Q6. Could you tell us about the variety of courses you have on offer?
We have a whole range of courses on offer including eco printing, willow weaving bird feeders, willow sculpture, peg loom scarves, rush hat making, macrame and straw weaving. Now we’re settled, we’ll be adding more all the time. We’re also taking private group bookings from birthday parties to hen parties and get togethers.
Q7. Tell us something about the people who attend your course.
We have a real range of people attending our courses and activities. As a community interest company (social enterprise) we offer regular craft activity to people of all ages and abilities. We work with local groups and offer regular outdoor craft sessions to people experiencing poor mental health who benefit from the time outside in nature and the mindful benefits of craft. We have recently worked with a self-advocacy group of adults with learning disabilities who have helped us co-create an accredited course in craft.
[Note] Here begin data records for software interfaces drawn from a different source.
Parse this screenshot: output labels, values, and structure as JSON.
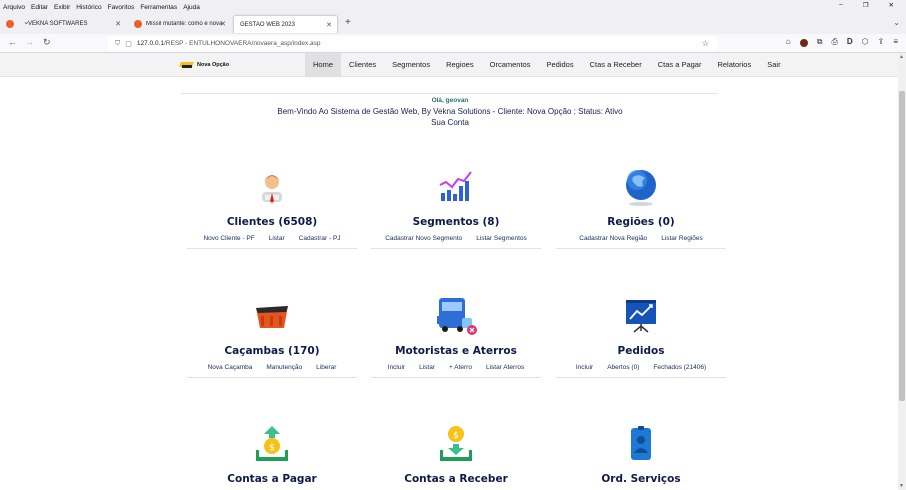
{
  "menu": [
    "Arquivo",
    "Editar",
    "Exibir",
    "Histórico",
    "Favoritos",
    "Ferramentas",
    "Ajuda"
  ],
  "tabs": [
    {
      "label": "VEKNA SOFTWARES"
    },
    {
      "label": "Míssil mutante: como é nova ar..."
    },
    {
      "label": "GESTAO WEB 2023"
    }
  ],
  "url": {
    "host": "127.0.0.1",
    "path": "/RESP - ENTULHONOVAERA/novaera_asp/index.asp"
  },
  "logo_text": "Nova Opção",
  "nav": [
    "Home",
    "Clientes",
    "Segmentos",
    "Regioes",
    "Orcamentos",
    "Pedidos",
    "Ctas a Receber",
    "Ctas a Pagar",
    "Relatorios",
    "Sair"
  ],
  "welcome": {
    "hi": "Olá, geovan",
    "line": "Bem-Vindo Ao Sistema de Gestão Web, By Vekna Solutions - Cliente: Nova Opção : Status: Ativo",
    "account": "Sua Conta"
  },
  "cards": [
    {
      "title": "Clientes (6508)",
      "icon": "user-icon",
      "links": [
        "Novo Cliente - PF",
        "Listar",
        "Cadastrar - PJ"
      ]
    },
    {
      "title": "Segmentos (8)",
      "icon": "bar-chart-icon",
      "links": [
        "Cadastrar Novo Segmento",
        "Listar Segmentos"
      ]
    },
    {
      "title": "Regiões (0)",
      "icon": "globe-icon",
      "links": [
        "Cadastrar Nova Região",
        "Listar Regiões"
      ]
    },
    {
      "title": "Caçambas (170)",
      "icon": "dumpster-icon",
      "links": [
        "Nova Caçamba",
        "Manutenção",
        "Liberar"
      ]
    },
    {
      "title": "Motoristas e Aterros",
      "icon": "truck-icon",
      "links": [
        "Incluir",
        "Listar",
        "+ Aterro",
        "Listar Aterros"
      ]
    },
    {
      "title": "Pedidos",
      "icon": "presentation-icon",
      "links": [
        "Incluir",
        "Abertos (0)",
        "Fechados (21406)"
      ]
    },
    {
      "title": "Contas a Pagar",
      "icon": "money-up-icon",
      "links": []
    },
    {
      "title": "Contas a Receber",
      "icon": "money-down-icon",
      "links": []
    },
    {
      "title": "Ord. Serviços",
      "icon": "badge-icon",
      "links": []
    }
  ]
}
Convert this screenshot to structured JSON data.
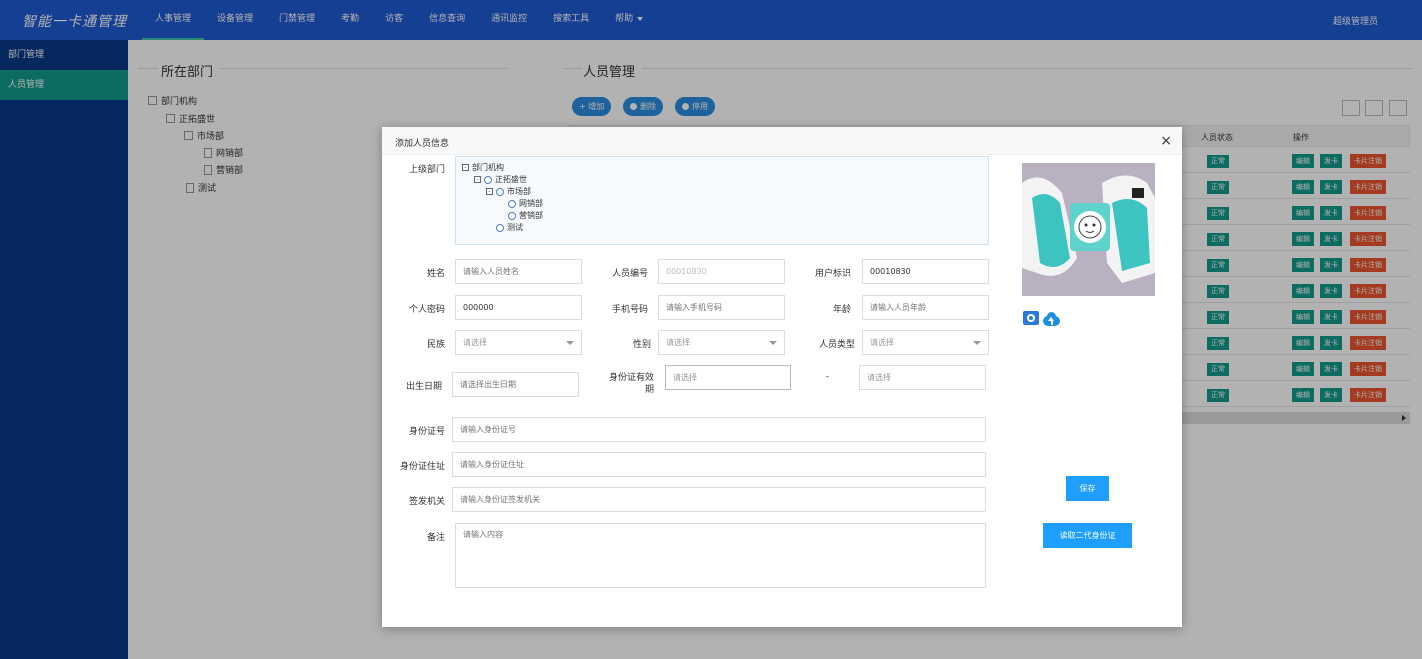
{
  "app": {
    "logo_text": "智能一卡通管理",
    "user": "超级管理员"
  },
  "nav": [
    {
      "label": "人事管理",
      "active": true
    },
    {
      "label": "设备管理"
    },
    {
      "label": "门禁管理"
    },
    {
      "label": "考勤"
    },
    {
      "label": "访客"
    },
    {
      "label": "信息查询"
    },
    {
      "label": "通讯监控"
    },
    {
      "label": "搜索工具"
    },
    {
      "label": "帮助"
    }
  ],
  "sidebar": {
    "items": [
      {
        "label": "部门管理"
      },
      {
        "label": "人员管理",
        "active": true
      }
    ]
  },
  "dept_panel": {
    "title": "所在部门",
    "tree": [
      {
        "label": "部门机构"
      },
      {
        "label": "正拓盛世"
      },
      {
        "label": "市场部"
      },
      {
        "label": "网销部"
      },
      {
        "label": "营销部"
      },
      {
        "label": "测试"
      }
    ]
  },
  "people_panel": {
    "title": "人员管理",
    "toolbar": {
      "add": "增加",
      "delete": "删除",
      "disable": "停用"
    },
    "columns": {
      "status": "人员状态",
      "ops": "操作"
    },
    "rows": [
      {
        "status": "正常"
      },
      {
        "status": "正常"
      },
      {
        "status": "正常"
      },
      {
        "status": "正常"
      },
      {
        "status": "正常"
      },
      {
        "status": "正常"
      },
      {
        "status": "正常"
      },
      {
        "status": "正常"
      },
      {
        "status": "正常"
      },
      {
        "status": "正常"
      }
    ],
    "ops": {
      "edit": "编辑",
      "issue": "发卡",
      "cancel": "卡片注销"
    }
  },
  "modal": {
    "title": "添加人员信息",
    "close": "×",
    "parent_dept_label": "上级部门",
    "dept_tree": [
      {
        "label": "部门机构"
      },
      {
        "label": "正拓盛世"
      },
      {
        "label": "市场部"
      },
      {
        "label": "网销部"
      },
      {
        "label": "营销部"
      },
      {
        "label": "测试"
      }
    ],
    "fields": {
      "name": {
        "label": "姓名",
        "placeholder": "请输入人员姓名"
      },
      "emp_no": {
        "label": "人员编号",
        "value": "00010830"
      },
      "user_id": {
        "label": "用户标识",
        "value": "00010830"
      },
      "password": {
        "label": "个人密码",
        "value": "000000"
      },
      "phone": {
        "label": "手机号码",
        "placeholder": "请输入手机号码"
      },
      "age": {
        "label": "年龄",
        "placeholder": "请输入人员年龄"
      },
      "ethnicity": {
        "label": "民族",
        "value": "请选择"
      },
      "gender": {
        "label": "性别",
        "value": "请选择"
      },
      "person_type": {
        "label": "人员类型",
        "value": "请选择"
      },
      "birthday": {
        "label": "出生日期",
        "placeholder": "请选择出生日期"
      },
      "id_valid": {
        "label": "身份证有效期",
        "from": "请选择",
        "sep": "-",
        "to": "请选择"
      },
      "id_no": {
        "label": "身份证号",
        "placeholder": "请输入身份证号"
      },
      "id_addr": {
        "label": "身份证住址",
        "placeholder": "请输入身份证住址"
      },
      "issuer": {
        "label": "签发机关",
        "placeholder": "请输入身份证签发机关"
      },
      "remark": {
        "label": "备注",
        "placeholder": "请输入内容"
      }
    },
    "buttons": {
      "save": "保存",
      "read_id": "读取二代身份证"
    },
    "photo_icons": [
      "camera-icon",
      "cloud-upload-icon"
    ]
  },
  "colors": {
    "topbar": "#1f5bd3",
    "sidebar": "#0a3a8c",
    "accent": "#139b8c",
    "danger": "#e8552f",
    "primary": "#1e9fff"
  }
}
Anyone can suffer from poor mental health, so our activities span all ages and backgrounds. Income generated through our workshops helps us to provide activities for people who may not otherwise get to take part.
Q8. Can you describe a particularly meaningful workshop?
Most workshops have those ‘moments.’ One lady came to me at the end of a workshop and said her mother had been seriously ill and she had been unsure whether to come along, but she hadn’t thought about her problems all day as she had been totally absorbed in weaving and that she felt stronger for it.
Another lady joined us at a community event. We were making willow bird feeders and she nervously had a go, (she was convinced she wouldn’t be able to do it). She made a fantastic feeder and was so proud - she spoke to us afterwards and said she was currently coming off heroin. It was coming up to winter and she was dreading the long dark nights as she knew she’d struggle, but she went away fired up about learning to willow weave and with the information of where to buy it and a few book ideas to start her off. I often think of her and hope she went on to do more.
Q9. Can you think of the funniest moment from a workshop?
We have a lot of fun on our workshops and try not to take ourselves too seriously. We were running a workshop making willow Christmas decorations last year. The weather was very festive, and it had been snowing. It was a bit of a challenge to get in and set up but I managed it and all the participants arrived. Not thinking, I left the willow outside to stop it from drying out in the warm room. Everyone arrived and I brought it in only to find it was frozen solid!! We sat and had a slow coffee and mince pie and talked about willow at length until it thawed out enough to use and I mopped up the puddle it left.
Q10. Who or what inspires you both?
It might sound cheesy, but we’re constantly inspired by the people who we meet through the project and our workshops. Sometimes it’s the creativity shown in workshops (we always go away with new ideas); sometimes it’s the strength of the people taking part and working to improve their lives and battling through difficult times; and sometimes it’s the generosity and support of people who we meet, from those coming along to our workshops to our volunteers who give their time so generously to support us.
Thank you Sally and Claire for all that you do and for being one of our fabulous makers!
Check out some of the courses on offer via CraftCourses from this amazing pair of women.